Next, do your SWOT Analysis. Since we have already discussed doing one of those, I won’t belabor the point. Once you have written down your Strengths, Weaknesses, Opportunities and Threats, write out a couple of paragraphs saying what you will do to leverage your strengths and opportunities and what you will do to address your weaknesses and threats. Note that some of your strengths will address some of those weaknesses, and some of your opportunities will balance out the threats. Don’t be surprised if you are writing sentences like, “I will leverage my ability to write about the law to build content into my website and improve my search engine optimization, which will offset my inability to pay service providers for SEO optimization services.” That’s because out of your SWOT Analysis will come your marketing plan. That’s right – your marketing plan. How you take advantage of strengths and opportunities and how you address threats and weaknesses is through MARKETING.
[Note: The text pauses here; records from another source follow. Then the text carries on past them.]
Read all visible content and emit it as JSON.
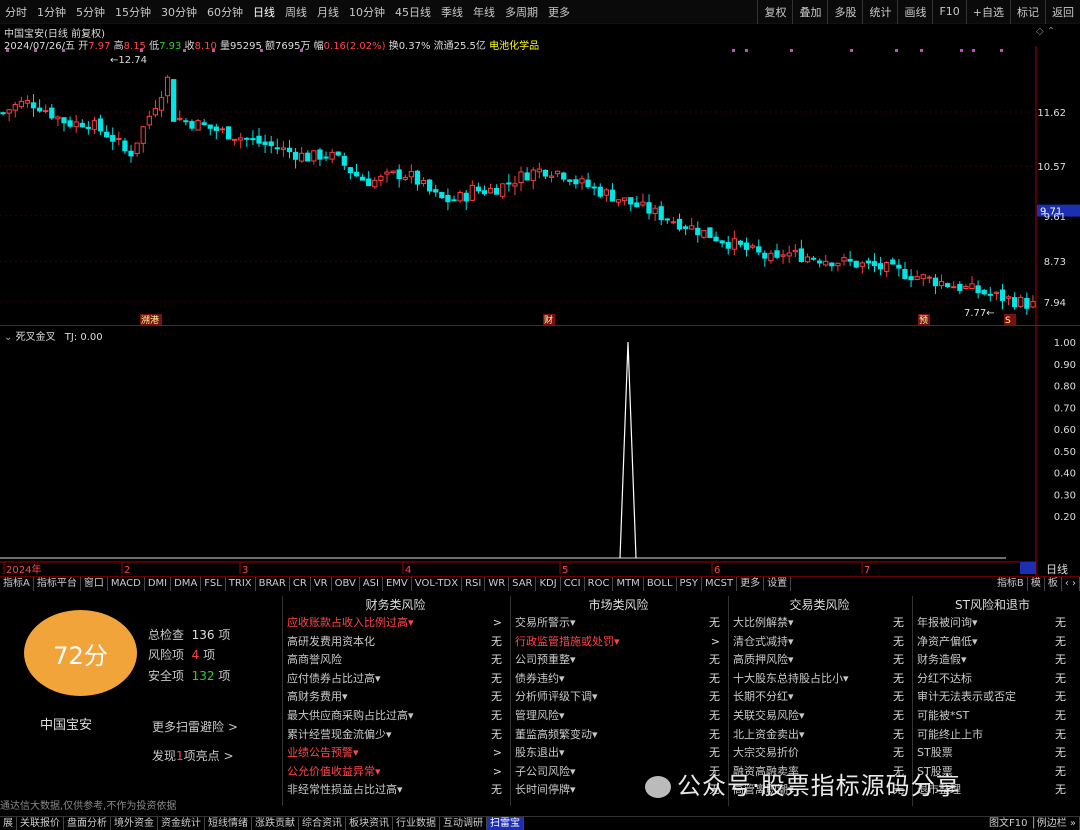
{
  "topbar": {
    "periods": [
      "分时",
      "1分钟",
      "5分钟",
      "15分钟",
      "30分钟",
      "60分钟",
      "日线",
      "周线",
      "月线",
      "10分钟",
      "45日线",
      "季线",
      "年线",
      "多周期",
      "更多"
    ],
    "right": [
      "复权",
      "叠加",
      "多股",
      "统计",
      "画线",
      "F10",
      "+自选",
      "标记",
      "返回"
    ]
  },
  "header": {
    "title": "中国宝安(日线 前复权)",
    "date": "2024/07/26/五",
    "open_label": "开",
    "open": "7.97",
    "high_label": "高",
    "high": "8.15",
    "low_label": "低",
    "low": "7.93",
    "close_label": "收",
    "close": "8.10",
    "vol_label": "量",
    "vol": "95295",
    "amt_label": "额",
    "amt": "7695万",
    "chg_label": "幅",
    "chg": "0.16(2.02%)",
    "turn_label": "换",
    "turn": "0.37%",
    "float_label": "流通",
    "float": "25.5亿",
    "concept": "电池化学品"
  },
  "price_axis": [
    "11.62",
    "10.57",
    "9.71",
    "9.61",
    "8.73",
    "7.94"
  ],
  "price_marks": {
    "high": "12.74",
    "low": "7.77"
  },
  "event_tags": [
    "溯港",
    "财",
    "预",
    "S"
  ],
  "indicator": {
    "name": "死叉金叉",
    "tj": "TJ: 0.00",
    "axis": [
      "1.00",
      "0.90",
      "0.80",
      "0.70",
      "0.60",
      "0.50",
      "0.40",
      "0.30",
      "0.20"
    ],
    "x_labels": [
      "2024年",
      "2",
      "3",
      "4",
      "5",
      "6",
      "7"
    ],
    "right_label": "日线"
  },
  "indicator_tabs": [
    "指标A",
    "指标平台",
    "窗口",
    "MACD",
    "DMI",
    "DMA",
    "FSL",
    "TRIX",
    "BRAR",
    "CR",
    "VR",
    "OBV",
    "ASI",
    "EMV",
    "VOL-TDX",
    "RSI",
    "WR",
    "SAR",
    "KDJ",
    "CCI",
    "ROC",
    "MTM",
    "BOLL",
    "PSY",
    "MCST",
    "更多",
    "设置"
  ],
  "indicator_tabs_right": [
    "指标B",
    "模",
    "板"
  ],
  "risk": {
    "score": "72分",
    "stock": "中国宝安",
    "total_label": "总检查",
    "total": "136",
    "total_unit": "项",
    "risk_label": "风险项",
    "risk": "4",
    "risk_unit": "项",
    "safe_label": "安全项",
    "safe": "132",
    "safe_unit": "项",
    "more_scan": "更多扫雷避险 >",
    "highlight_pre": "发现",
    "highlight_num": "1",
    "highlight_post": "项亮点 >",
    "disclaimer": "通达信大数据,仅供参考,不作为投资依据",
    "columns": [
      {
        "title": "财务类风险",
        "rows": [
          [
            "应收账款占收入比例过高▾",
            ">",
            1
          ],
          [
            "高研发费用资本化",
            "无",
            0
          ],
          [
            "高商誉风险",
            "无",
            0
          ],
          [
            "应付债券占比过高▾",
            "无",
            0
          ],
          [
            "高财务费用▾",
            "无",
            0
          ],
          [
            "最大供应商采购占比过高▾",
            "无",
            0
          ],
          [
            "累计经营现金流偏少▾",
            "无",
            0
          ],
          [
            "业绩公告预警▾",
            ">",
            1
          ],
          [
            "公允价值收益异常▾",
            ">",
            1
          ],
          [
            "非经常性损益占比过高▾",
            "无",
            0
          ]
        ]
      },
      {
        "title": "市场类风险",
        "rows": [
          [
            "交易所警示▾",
            "无",
            0
          ],
          [
            "行政监管措施或处罚▾",
            ">",
            1
          ],
          [
            "公司预重整▾",
            "无",
            0
          ],
          [
            "债券违约▾",
            "无",
            0
          ],
          [
            "分析师评级下调▾",
            "无",
            0
          ],
          [
            "管理风险▾",
            "无",
            0
          ],
          [
            "董监高频繁变动▾",
            "无",
            0
          ],
          [
            "股东退出▾",
            "无",
            0
          ],
          [
            "子公司风险▾",
            "无",
            0
          ],
          [
            "长时间停牌▾",
            "无",
            0
          ]
        ]
      },
      {
        "title": "交易类风险",
        "rows": [
          [
            "大比例解禁▾",
            "无",
            0
          ],
          [
            "清仓式减持▾",
            "无",
            0
          ],
          [
            "高质押风险▾",
            "无",
            0
          ],
          [
            "十大股东总持股占比小▾",
            "无",
            0
          ],
          [
            "长期不分红▾",
            "无",
            0
          ],
          [
            "关联交易风险▾",
            "无",
            0
          ],
          [
            "北上资金卖出▾",
            "无",
            0
          ],
          [
            "大宗交易折价",
            "无",
            0
          ],
          [
            "融资高融卖率",
            "无",
            0
          ],
          [
            "高管离职潮▾",
            "无",
            0
          ]
        ]
      },
      {
        "title": "ST风险和退市",
        "rows": [
          [
            "年报被问询▾",
            "无",
            0
          ],
          [
            "净资产偏低▾",
            "无",
            0
          ],
          [
            "财务造假▾",
            "无",
            0
          ],
          [
            "分红不达标",
            "无",
            0
          ],
          [
            "审计无法表示或否定",
            "无",
            0
          ],
          [
            "可能被*ST",
            "无",
            0
          ],
          [
            "可能终止上市",
            "无",
            0
          ],
          [
            "ST股票",
            "无",
            0
          ],
          [
            "ST股票",
            "无",
            0
          ],
          [
            "退市整理",
            "无",
            0
          ]
        ]
      }
    ]
  },
  "bottombar": [
    "展",
    "关联报价",
    "盘面分析",
    "境外资金",
    "资金统计",
    "短线情绪",
    "涨跌贡献",
    "综合资讯",
    "板块资讯",
    "行业数据",
    "互动调研",
    "扫雷宝"
  ],
  "bottom_right": "图文F10 │例边栏 »",
  "watermark": "公众号·股票指标源码分享",
  "colors": {
    "up": "#ff3c3c",
    "down": "#00e6e6",
    "axis": "#aa0000",
    "score": "#f0a43a"
  }
}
Also notice that you have a pretty neat little summary of what the market for your services looks like: who your clients are, what kind of business they bring to you. Add in a little research about the market for legal services in your geographic area. Ask yourself what you are going to do to tap into that market, write down the answer, and voila! Your Market Summary is written. (Hint: A call to your local library or Chamber of Commerce can help you find out the number of prospective clients for your services in your area.)
Next, we will work on setting monetary goals for your business:
- First, look at your current costs of doing business. Come up with a monthly total, a budget, that it costs to keep your business alive. That budget is your “Survive” number. At that level your firm will survive.
- Now, think about how much more than that budget you need to make in order to regularly take home a small salary. Enough of a salary that you are paying your bills at home, too. That number, realistically, is your “Provide” number. At this level, your firm will survive and so will you.
- Now I want you to imagine what it would look like to “Thrive:” How many people would need to work for you? How much would your costs increase? How much more would you be taking home? This should be a number where you are comfortably providing for you and your staff every month, paying all the bills and socking away a little into a rainy day fund both at work and at home.
- Finally, ask yourself what it would take to really “Prosper.” How many days a week are you working? Who is working for you? How much does that increase your costs? This is pie-in-the-sky time – what would it take, financially, for you to have that ideal law firm you envisioned in your Vision Statement?
Now that you have your Survive, Provide, Thrive, and Prosper numbers worked out, put them into a spreadsheet showing monthly cost and monthly income for one year each. Year 1 is Survive. Year 2 is Provide. Year 3 is Thrive. And year 5 is Prosper.
What you now have is a business plan of sorts. No, not the kind you can take to the bank or get venture capital. (Although with a little tweaking, some of my clients have turned this into a more formal business plan that can get an SBA loan.) But you have a big picture overview of your business: what you want it to be, how you plan to grow your business, how you plan to market your business, and financial projections for years 1-5.
I highly recommend revisiting your business plan on a regular basis. Remember: the map is not the territory! As market conditions or costs change, so should your business plan. As your goals change, so should your plan. Just remember – it’s YOUR plan! What looked like prosperity today may look like mere survival tomorrow, so never be afraid to update your business plan.
Have you created a business plan? What have you done the same? What have you done differently?
All opinions, advice, and experiences of guest bloggers/columnists are those of the author and do not necessarily reflect the opinions, practices or experiences of Solo Practice University®.